Become a member and get exclusive access to articles, live sessions and more!
Start Your Free Trial

This is the 1st of your 3 free articles

Become a member for unlimited website access and more.

FREE TRIAL Available!

Learn More

Already a member? Sign in to continue reading

Chris Kelsey & What I Say: The Electric Miles Project

JazzTimes may earn a small commission if you buy something using one of the retail links in our articles. JazzTimes does not accept money for any editorial recommendations. Read more about our policy here. Thanks for supporting JazzTimes.

On The Electric Miles Project, saxophonist Chris Kelsey and his What I Say quintet approach Miles Davis’ fusion work in terms of layers. It’s an unusual tack, but given the methods of construction Davis used, a valid and probably long overdue one. The resultant album provides real insight into the fusion pioneer’s inventions-and the musicians’ thrill at taking them for a spin.

They dig deep into some of the strata: “Agharta Prelude” unearths, via Kelsey’s soprano, the tune’s main melodic motif (present on Davis’ Agharta but buried in its murky textures). In other places they add new content: On “Directions,” Joe Gallant replaces the short, passive bass riff Miles employed with the slippery, kinetic one he threaded through side two of On the Corner, and guitarists Rolf Sturm and Jack DeSalvo inject a buzzing maelstrom into the mix.
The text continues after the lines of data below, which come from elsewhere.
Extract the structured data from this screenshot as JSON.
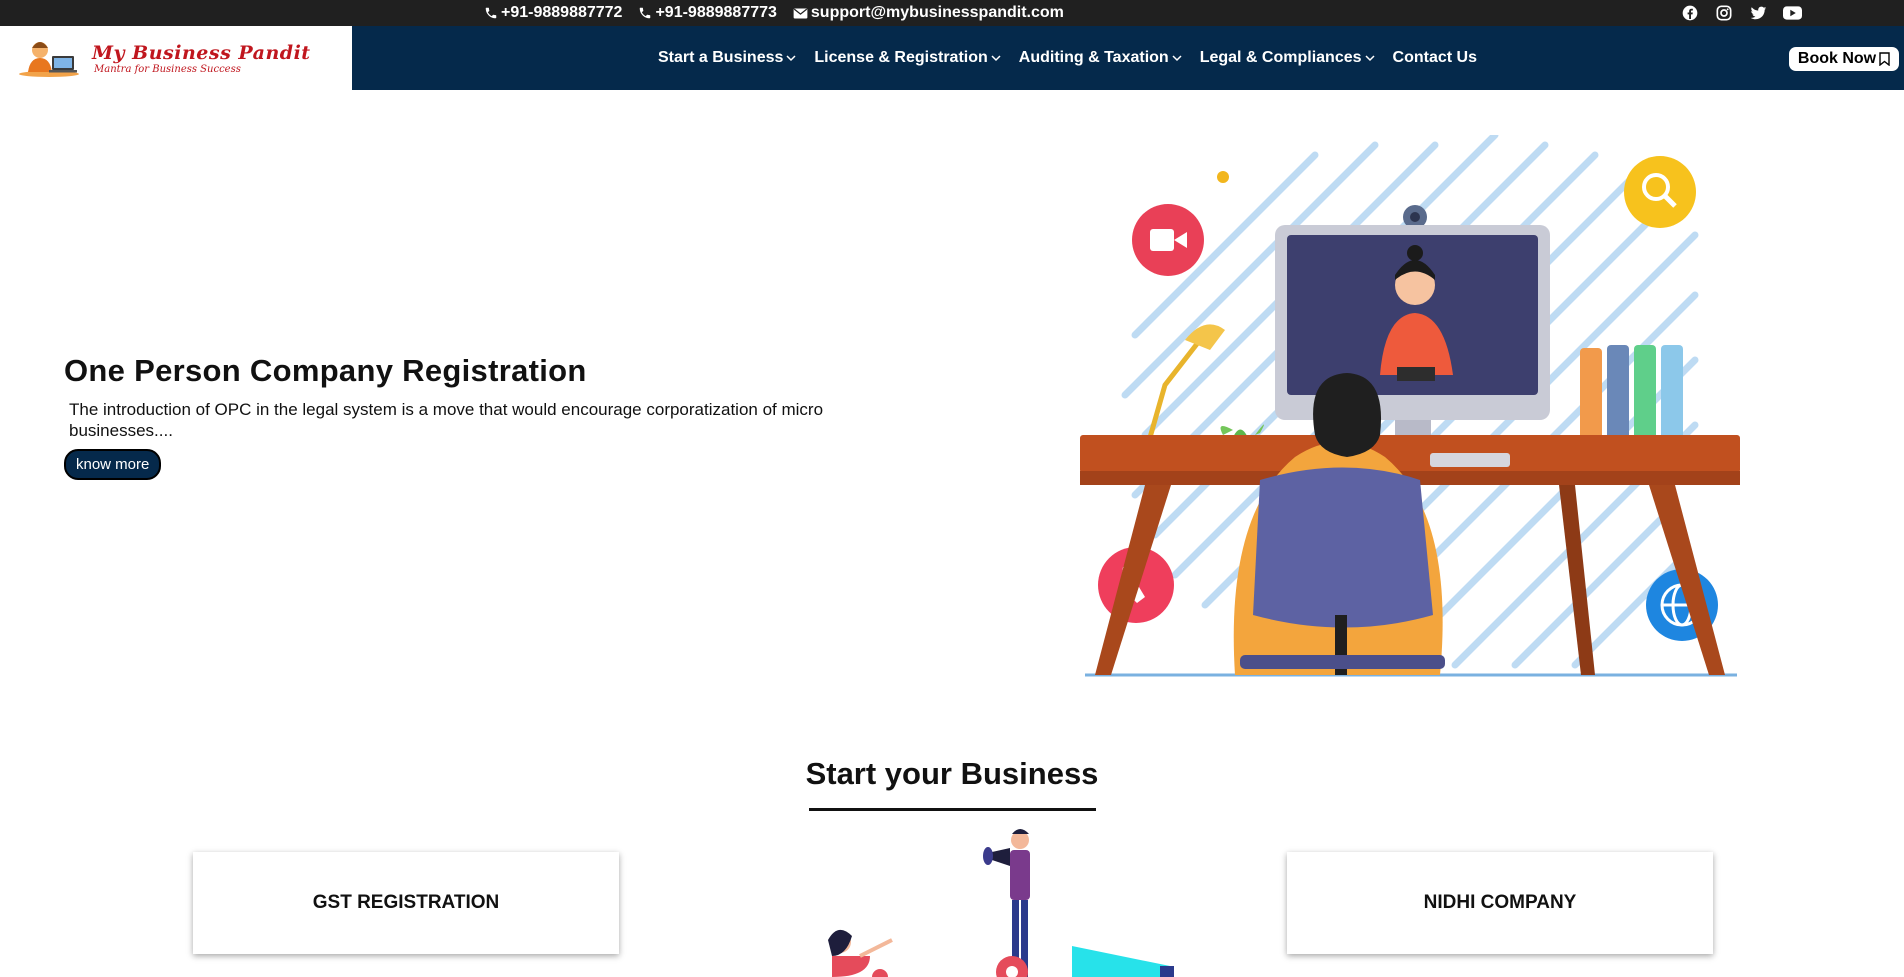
{
  "topbar": {
    "phone1": "+91-9889887772",
    "phone2": "+91-9889887773",
    "email": "support@mybusinesspandit.com",
    "social_icons": [
      "facebook-icon",
      "instagram-icon",
      "twitter-icon",
      "youtube-icon"
    ]
  },
  "logo": {
    "name": "My Business Pandit",
    "tagline": "Mantra for Business Success"
  },
  "nav": {
    "items": [
      {
        "label": "Start a Business",
        "has_dropdown": true
      },
      {
        "label": "License & Registration",
        "has_dropdown": true
      },
      {
        "label": "Auditing & Taxation",
        "has_dropdown": true
      },
      {
        "label": "Legal & Compliances",
        "has_dropdown": true
      },
      {
        "label": "Contact Us",
        "has_dropdown": false
      }
    ],
    "book_label": "Book Now"
  },
  "hero": {
    "title": "One Person Company Registration",
    "description": "The introduction of OPC in the legal system is a move that would encourage corporatization of micro businesses....",
    "button": "know more"
  },
  "section": {
    "title": "Start your Business",
    "cards": [
      "GST REGISTRATION",
      "NIDHI COMPANY"
    ]
  },
  "colors": {
    "navbar": "#05294b",
    "topbar": "#202020",
    "brand_red": "#c0161e"
  }
}
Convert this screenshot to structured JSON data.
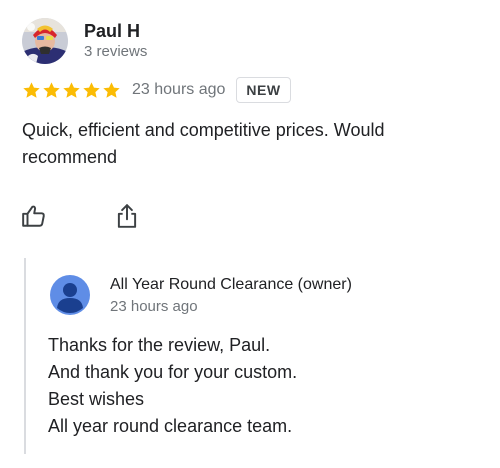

Not incidentally, Sturm and DeSalvo are separated throughout the album into the left and right stereo channels, respectively, allowing them to function as separate layers as well.

As for the joy in the music, it’s tempting to credit that to drummer Dean Sharp and his thrashing style. (Kelsey’s liner notes compare him to Keith Moon; Lars Ulrich and Earl Hudson might also work.) But the ambient interlude “Mad Love Part 1” carries that same feeling, with Sharp barely present; he’s light color for the first third of “Ife,” and merely vamps through the rest. And despite the tune’s heavy foreboding, the players-the guitarists in particular-are clearly having the time of their lives. Credit for the success of The Electric Miles Project goes to inspired material and musicians who love both it and its inherent possibilities.

Originally Published